[Website and app data records]
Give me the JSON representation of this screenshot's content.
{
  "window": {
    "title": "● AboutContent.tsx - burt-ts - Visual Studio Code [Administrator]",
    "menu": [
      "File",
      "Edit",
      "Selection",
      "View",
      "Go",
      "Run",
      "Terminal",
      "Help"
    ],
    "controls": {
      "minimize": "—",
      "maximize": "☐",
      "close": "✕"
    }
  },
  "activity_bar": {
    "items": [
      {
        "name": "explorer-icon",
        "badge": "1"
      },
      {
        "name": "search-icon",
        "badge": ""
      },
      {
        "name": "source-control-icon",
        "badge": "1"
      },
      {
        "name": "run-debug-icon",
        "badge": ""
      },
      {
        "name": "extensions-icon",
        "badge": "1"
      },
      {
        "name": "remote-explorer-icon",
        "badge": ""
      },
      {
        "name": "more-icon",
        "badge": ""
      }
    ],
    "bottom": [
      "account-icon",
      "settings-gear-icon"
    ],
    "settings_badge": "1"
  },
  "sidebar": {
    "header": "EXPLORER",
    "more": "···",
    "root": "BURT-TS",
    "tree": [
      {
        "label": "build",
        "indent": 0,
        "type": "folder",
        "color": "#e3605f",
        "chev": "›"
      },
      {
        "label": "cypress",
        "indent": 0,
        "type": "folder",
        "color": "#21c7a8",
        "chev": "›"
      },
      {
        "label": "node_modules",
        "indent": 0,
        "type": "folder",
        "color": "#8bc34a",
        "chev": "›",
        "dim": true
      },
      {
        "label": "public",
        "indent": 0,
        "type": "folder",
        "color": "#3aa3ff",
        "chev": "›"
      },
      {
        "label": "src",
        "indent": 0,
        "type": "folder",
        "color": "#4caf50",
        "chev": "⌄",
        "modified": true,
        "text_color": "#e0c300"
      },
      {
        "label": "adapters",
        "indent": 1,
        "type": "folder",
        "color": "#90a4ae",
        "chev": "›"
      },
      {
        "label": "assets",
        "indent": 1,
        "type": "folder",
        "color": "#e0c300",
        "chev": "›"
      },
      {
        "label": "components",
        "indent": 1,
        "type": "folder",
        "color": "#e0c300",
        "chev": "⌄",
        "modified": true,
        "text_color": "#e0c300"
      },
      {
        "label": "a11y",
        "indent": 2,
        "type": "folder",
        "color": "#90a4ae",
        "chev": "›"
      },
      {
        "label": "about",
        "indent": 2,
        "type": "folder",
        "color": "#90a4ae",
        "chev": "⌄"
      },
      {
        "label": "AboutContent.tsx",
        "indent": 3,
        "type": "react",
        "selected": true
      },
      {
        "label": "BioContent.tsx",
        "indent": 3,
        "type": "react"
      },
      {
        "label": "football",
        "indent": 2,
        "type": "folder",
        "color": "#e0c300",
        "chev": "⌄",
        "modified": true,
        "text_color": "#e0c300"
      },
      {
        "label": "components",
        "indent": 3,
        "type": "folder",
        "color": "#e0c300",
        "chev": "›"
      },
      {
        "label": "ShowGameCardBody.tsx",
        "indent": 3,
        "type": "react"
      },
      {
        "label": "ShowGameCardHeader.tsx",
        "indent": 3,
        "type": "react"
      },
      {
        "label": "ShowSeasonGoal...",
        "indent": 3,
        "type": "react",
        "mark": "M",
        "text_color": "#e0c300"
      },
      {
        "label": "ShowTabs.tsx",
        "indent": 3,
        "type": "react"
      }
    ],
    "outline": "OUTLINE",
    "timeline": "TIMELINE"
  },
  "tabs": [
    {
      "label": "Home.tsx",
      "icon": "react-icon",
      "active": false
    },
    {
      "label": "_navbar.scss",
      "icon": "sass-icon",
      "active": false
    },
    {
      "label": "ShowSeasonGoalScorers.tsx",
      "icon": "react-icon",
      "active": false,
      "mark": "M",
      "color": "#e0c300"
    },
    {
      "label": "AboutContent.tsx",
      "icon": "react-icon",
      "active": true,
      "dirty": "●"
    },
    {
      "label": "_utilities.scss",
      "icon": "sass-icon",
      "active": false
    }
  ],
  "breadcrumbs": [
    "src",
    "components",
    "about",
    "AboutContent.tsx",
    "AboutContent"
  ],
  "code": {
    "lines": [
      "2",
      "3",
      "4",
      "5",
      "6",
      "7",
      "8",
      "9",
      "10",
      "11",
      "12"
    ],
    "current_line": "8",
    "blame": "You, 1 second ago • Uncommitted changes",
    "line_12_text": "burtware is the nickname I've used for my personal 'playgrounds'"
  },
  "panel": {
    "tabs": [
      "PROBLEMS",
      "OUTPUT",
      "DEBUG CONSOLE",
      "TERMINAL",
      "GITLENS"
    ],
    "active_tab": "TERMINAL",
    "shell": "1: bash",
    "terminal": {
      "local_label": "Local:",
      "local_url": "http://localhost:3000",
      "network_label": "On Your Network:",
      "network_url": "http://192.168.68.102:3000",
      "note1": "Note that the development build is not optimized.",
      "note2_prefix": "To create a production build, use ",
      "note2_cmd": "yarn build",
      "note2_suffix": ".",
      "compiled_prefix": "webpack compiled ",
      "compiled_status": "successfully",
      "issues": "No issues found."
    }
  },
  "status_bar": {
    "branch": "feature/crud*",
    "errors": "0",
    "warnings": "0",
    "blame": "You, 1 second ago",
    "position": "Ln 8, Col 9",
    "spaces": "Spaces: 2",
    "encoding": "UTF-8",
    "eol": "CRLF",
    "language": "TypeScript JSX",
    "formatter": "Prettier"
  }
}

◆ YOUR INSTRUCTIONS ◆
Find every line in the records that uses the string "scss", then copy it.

◆ RESPONSE AREA ◆
      "label": "_navbar.scss",
      "label": "_utilities.scss",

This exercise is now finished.